Born in 1900, Dilmus Hall was one of 13 children in a farming and blacksmithing family in rural Georgia. As a child, he sculpted animals from clay and also from flour mixed with pine pitch bled from trees on his parents land. Hall’s father disapproved of his son’s artistic interests, as they were impractical for the family’s farming needs. He eventually left the family farm to work in a coal mine. In 1917 he joined the United States Army Medical Corps and served in Europe as a stretcher-bearer. His exposure to European arts and crafts had tremendous impact, and Hall vowed to contribute to an artistic heritage of his own.
Upon his return to Athens, Georgia, Hall’s European experience met his familiarity with African American craft and imagery, and a richly iconographic body of paintings and sculptures ensued. He worked as a hotel bell captain and waiter, a sorority house busboy on the University of Georgia campus, and as a fabricator of concrete blocks. The latter resulted in a series of concrete sculptures that joined the pencil drawings he was producing at the time.
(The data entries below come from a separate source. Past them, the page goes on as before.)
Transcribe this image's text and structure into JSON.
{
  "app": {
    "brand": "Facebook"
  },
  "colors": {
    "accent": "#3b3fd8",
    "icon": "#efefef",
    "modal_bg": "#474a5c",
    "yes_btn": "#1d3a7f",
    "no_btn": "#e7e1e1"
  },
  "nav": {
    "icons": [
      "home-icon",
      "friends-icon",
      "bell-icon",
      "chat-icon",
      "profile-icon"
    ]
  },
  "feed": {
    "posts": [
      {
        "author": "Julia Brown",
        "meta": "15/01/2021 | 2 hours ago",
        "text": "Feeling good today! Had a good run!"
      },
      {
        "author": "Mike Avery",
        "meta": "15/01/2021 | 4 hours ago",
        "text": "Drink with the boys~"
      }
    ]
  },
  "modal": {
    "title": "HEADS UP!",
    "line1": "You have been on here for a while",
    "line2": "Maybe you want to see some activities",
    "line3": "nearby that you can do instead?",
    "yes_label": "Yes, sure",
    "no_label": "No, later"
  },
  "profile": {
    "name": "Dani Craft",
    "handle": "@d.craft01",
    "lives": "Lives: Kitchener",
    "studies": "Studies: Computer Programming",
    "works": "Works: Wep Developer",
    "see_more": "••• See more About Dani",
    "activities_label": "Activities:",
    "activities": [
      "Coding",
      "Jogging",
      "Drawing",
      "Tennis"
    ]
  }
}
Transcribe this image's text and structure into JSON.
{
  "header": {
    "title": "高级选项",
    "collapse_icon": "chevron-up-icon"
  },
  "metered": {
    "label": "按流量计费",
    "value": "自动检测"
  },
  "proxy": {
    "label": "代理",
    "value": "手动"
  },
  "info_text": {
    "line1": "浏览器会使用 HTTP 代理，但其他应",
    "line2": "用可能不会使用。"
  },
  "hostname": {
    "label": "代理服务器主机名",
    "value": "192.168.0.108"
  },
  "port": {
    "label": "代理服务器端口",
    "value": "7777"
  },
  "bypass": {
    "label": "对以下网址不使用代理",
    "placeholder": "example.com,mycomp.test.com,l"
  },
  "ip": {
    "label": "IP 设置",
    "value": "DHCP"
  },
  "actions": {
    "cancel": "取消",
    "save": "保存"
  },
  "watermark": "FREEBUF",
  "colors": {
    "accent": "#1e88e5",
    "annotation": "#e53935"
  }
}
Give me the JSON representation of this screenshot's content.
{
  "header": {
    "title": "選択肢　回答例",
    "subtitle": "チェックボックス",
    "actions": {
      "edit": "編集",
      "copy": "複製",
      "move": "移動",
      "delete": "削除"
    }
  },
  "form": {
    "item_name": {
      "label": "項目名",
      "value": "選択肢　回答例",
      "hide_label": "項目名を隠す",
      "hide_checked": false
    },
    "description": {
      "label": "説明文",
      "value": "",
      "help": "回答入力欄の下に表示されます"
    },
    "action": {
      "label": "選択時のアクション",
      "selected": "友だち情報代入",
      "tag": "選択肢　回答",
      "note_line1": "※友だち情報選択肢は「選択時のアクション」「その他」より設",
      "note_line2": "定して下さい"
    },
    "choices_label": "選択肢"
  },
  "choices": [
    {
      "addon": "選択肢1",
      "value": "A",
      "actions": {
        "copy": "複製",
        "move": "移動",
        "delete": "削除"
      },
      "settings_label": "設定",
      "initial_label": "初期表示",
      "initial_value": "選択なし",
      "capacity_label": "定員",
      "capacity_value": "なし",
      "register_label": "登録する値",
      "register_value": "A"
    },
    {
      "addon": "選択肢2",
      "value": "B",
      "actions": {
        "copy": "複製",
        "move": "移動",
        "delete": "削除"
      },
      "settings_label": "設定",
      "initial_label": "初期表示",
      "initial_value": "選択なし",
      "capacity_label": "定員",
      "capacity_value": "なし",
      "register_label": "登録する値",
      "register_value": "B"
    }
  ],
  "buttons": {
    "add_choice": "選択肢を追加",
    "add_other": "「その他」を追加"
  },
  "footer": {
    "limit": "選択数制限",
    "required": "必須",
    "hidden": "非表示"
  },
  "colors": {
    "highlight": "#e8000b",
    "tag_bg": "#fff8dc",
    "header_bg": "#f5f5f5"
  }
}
In the art he made and in the manner in which he decorated his house, Dilmus Hall revealed an inherent belief in the spiritual nature of objects. While he was not aware of African history associated with such symbols as the cross and diamond, he used them and believed in their protective powers. His work and his home environment were living examples of African American conjuring culture, with its mix of Christianity and African traditions of empowering objects. Dilmus Hall believed he had a god-given creative talent all his life. He lived the belief that today’s good work would “testify to the goodness of life after you’re gone, yes.”1
1 Bio excerpt courtesy of Barbara Archer Gallery, Atlanta.